The Audubon Society of Portland is a statewide nonprofit organization dedicated to promoting the education, understanding and protection of native birds, other wildlife and their habitats. The organization connects most strongly with Tree for All through its Community Science Program, which uses trained volunteers to carry out a variety of bird and wildlife surveys that help professionals better understand the natural history, ecology and biology of birds and their habitats.

Portland Audubon is a key partner at Fernhill, where a series of collaborative projects addresses water quality for Washington County residents while creating and expanding emerging wetland and shorebird habitats for birds and other native wildlife. In collaboration with Clean Water Services, Portland Audubon manages a cadre of volunteer birders to perform year-round avian surveys at Fernhill and enter their findings into eBird, the international database. Over time, with new intensive point count surveys performed and more data in-hand, we will have a much better understanding of how Fernhill contributes to healthy and diverse bird populations.

Another Tree for All project that requires Audubon’s community science expertise is the large-scale wetland restoration enhancement site at Portland’s Rock Creek Community College campus. Audubon will conduct both professional-level avian surveys and beginning bird monitoring activities in order to generate data and engage the public.

For more than a decade, Audubon has been part of the Explorador community summer camp program led by Bienestar Community Development Corporation. Through Explorador camps, Latino youth and their families enjoy safe, nature-based adventures in the outdoors.

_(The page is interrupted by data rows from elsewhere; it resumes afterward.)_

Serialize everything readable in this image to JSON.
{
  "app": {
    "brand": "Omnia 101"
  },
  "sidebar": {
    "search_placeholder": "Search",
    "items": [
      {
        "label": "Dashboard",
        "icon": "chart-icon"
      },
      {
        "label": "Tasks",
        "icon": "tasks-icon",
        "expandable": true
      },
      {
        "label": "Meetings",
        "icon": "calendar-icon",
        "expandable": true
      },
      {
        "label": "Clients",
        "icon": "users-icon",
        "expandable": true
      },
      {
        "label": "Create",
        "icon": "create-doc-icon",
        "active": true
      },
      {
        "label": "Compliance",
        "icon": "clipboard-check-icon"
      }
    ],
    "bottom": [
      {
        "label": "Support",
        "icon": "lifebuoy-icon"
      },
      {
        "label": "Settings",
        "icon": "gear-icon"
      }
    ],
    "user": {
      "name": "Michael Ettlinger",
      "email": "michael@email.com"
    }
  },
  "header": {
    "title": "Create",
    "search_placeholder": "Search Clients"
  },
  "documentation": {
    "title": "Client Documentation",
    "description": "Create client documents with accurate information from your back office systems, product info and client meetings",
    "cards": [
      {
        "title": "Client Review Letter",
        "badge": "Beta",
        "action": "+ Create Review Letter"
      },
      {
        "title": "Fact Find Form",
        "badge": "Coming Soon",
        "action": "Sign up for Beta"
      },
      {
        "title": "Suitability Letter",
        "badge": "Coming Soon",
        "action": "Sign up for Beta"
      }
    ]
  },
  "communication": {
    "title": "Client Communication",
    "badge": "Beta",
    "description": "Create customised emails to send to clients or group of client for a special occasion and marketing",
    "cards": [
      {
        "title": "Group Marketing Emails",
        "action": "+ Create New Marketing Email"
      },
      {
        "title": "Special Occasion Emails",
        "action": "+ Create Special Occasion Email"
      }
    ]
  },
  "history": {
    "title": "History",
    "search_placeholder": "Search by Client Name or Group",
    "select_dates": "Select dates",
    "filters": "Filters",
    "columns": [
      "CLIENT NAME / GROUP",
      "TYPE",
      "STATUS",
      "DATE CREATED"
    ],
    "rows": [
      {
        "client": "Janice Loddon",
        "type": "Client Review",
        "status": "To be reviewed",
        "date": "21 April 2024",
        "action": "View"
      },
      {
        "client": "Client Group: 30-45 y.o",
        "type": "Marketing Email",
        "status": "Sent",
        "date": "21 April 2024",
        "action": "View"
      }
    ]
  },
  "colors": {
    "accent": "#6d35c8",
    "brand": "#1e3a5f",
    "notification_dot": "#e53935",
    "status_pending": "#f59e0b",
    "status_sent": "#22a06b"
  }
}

Portland Audubon strengthens Tree for All’s capacity in several key areas, including scientific research, community engagement and volunteer management. Whether taking a science-based approach to understanding and appreciating birds or creating kid-centered opportunities to love birds and wildlife through fun activities, the end result is a deeper connection to the natural world.